When my wife switches on WLAB, there aren't many songs that capture my attention and quite a few that elicit a violent response to the utter lack of artistry for the sake of "THE MESSAGE" (Yes Virginia, there is something worse than The Backstreet Boys). One of the very few exceptions is the music of PFR. Five years ago, this talented trio broke up to get off the road and spend time with their families. But the road has a way of luring one back and these gents have recorded their fifth studio album. I must admit, this one took me the longest get. I was initially disappointed, thinking that they had lost whatever magic they previously were able to create. But it seems that PFR wanted to make the album that they would have made today had they stayed together these many years.

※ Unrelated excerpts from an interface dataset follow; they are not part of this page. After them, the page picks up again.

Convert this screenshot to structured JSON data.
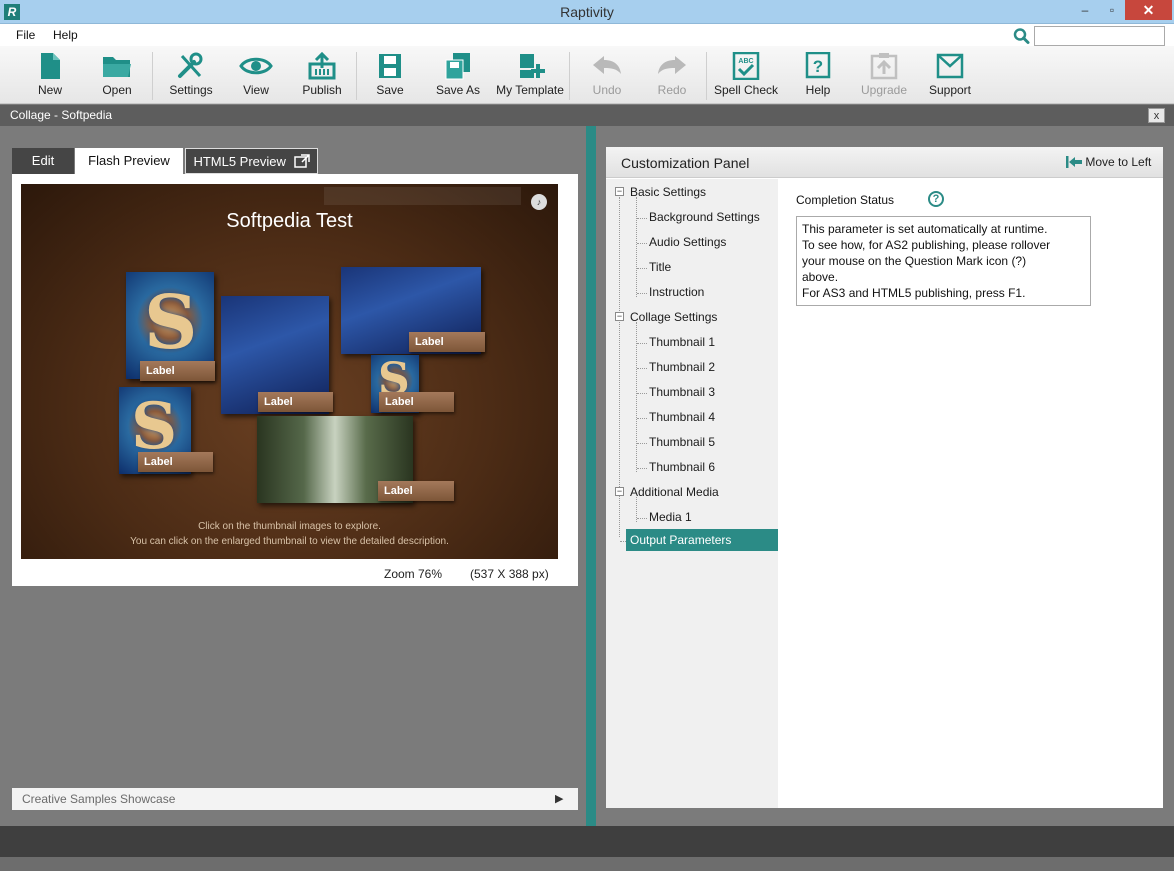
{
  "window": {
    "title": "Raptivity",
    "app_icon": "R",
    "min": "–",
    "max": "▫",
    "close": "✕"
  },
  "menu": {
    "items": [
      "File",
      "Help"
    ],
    "search_value": ""
  },
  "toolbar": {
    "new": "New",
    "open": "Open",
    "settings": "Settings",
    "view": "View",
    "publish": "Publish",
    "save": "Save",
    "save_as": "Save As",
    "my_template": "My Template",
    "undo": "Undo",
    "redo": "Redo",
    "spell_check": "Spell Check",
    "help": "Help",
    "upgrade": "Upgrade",
    "support": "Support"
  },
  "document": {
    "title": "Collage - Softpedia",
    "close": "x"
  },
  "tabs": {
    "edit": "Edit",
    "flash": "Flash Preview",
    "html5": "HTML5 Preview"
  },
  "preview": {
    "title": "Softpedia Test",
    "labels": [
      "Label",
      "Label",
      "Label",
      "Label",
      "Label",
      "Label"
    ],
    "instruction_1": "Click on the thumbnail images to explore.",
    "instruction_2": "You can click on the enlarged thumbnail to view the detailed description.",
    "zoom": "Zoom  76%",
    "dimensions": "(537 X 388 px)"
  },
  "showcase": {
    "label": "Creative Samples Showcase"
  },
  "panel": {
    "title": "Customization Panel",
    "move": "Move to Left"
  },
  "tree": {
    "basic": "Basic Settings",
    "background": "Background Settings",
    "audio": "Audio Settings",
    "title": "Title",
    "instruction": "Instruction",
    "collage": "Collage Settings",
    "thumb1": "Thumbnail  1",
    "thumb2": "Thumbnail  2",
    "thumb3": "Thumbnail  3",
    "thumb4": "Thumbnail  4",
    "thumb5": "Thumbnail  5",
    "thumb6": "Thumbnail  6",
    "additional": "Additional Media",
    "media1": "Media  1",
    "output": "Output Parameters"
  },
  "detail": {
    "label": "Completion Status",
    "help": "?",
    "line1": "This parameter is set automatically at runtime.",
    "line2": "To see how, for AS2 publishing, please rollover",
    "line3": "your mouse on the Question Mark icon (?)",
    "line4": "above.",
    "line5": "For AS3 and HTML5 publishing, press F1."
  },
  "colors": {
    "accent": "#2b8b86",
    "titlebar": "#a7cfee",
    "close": "#c7473d"
  }
}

It's taken a while to grown on me but is has grown and while I don't think it's their best, it is most definitely a solid album. So what do they sound like? Imagine Jellyfish scrubbed clean of innuendo by a wall of gritty alternative-rock guitars set among Beatlesque vocal harmonies and the ability to write a great power-pop song. PFR gets on the radio with their soft ballads, but they limit these to two or three per album. The rest of the songs are aggressive guitar feasts for musicians. "Amsterdam" and "Gone" are most like PFR's last album, which was the best guitar rock album of 1996, Christian or otherwise. Expect gutsy rhythms, tasteful distortion, upbeat tempos that swing, and some gloss-perfect production. As a bass-hound, the first thing that struck me were the many bass sounds present, each one painfully full and rich, making me burn to know how such a sound was captured. The final song, "You" begins in a mesmerizing wash of flange before being interrupted by a fuzzy guitar before settling down to vibes and a long vamp featuring a crying, emotive violin. Lyrically there are the Christian references required for radio airplay... on the ballads. The upbeat, rockier songs are much more creative and thought-provoking, settling more on the non-cliched spiritual themes one might find on an early U2 album. My only beef is that after waiting half a decade, PFR only gives us thirty-five minutes of music. Very good, but very short.
This review first appeared in WhatzUp, June 2001.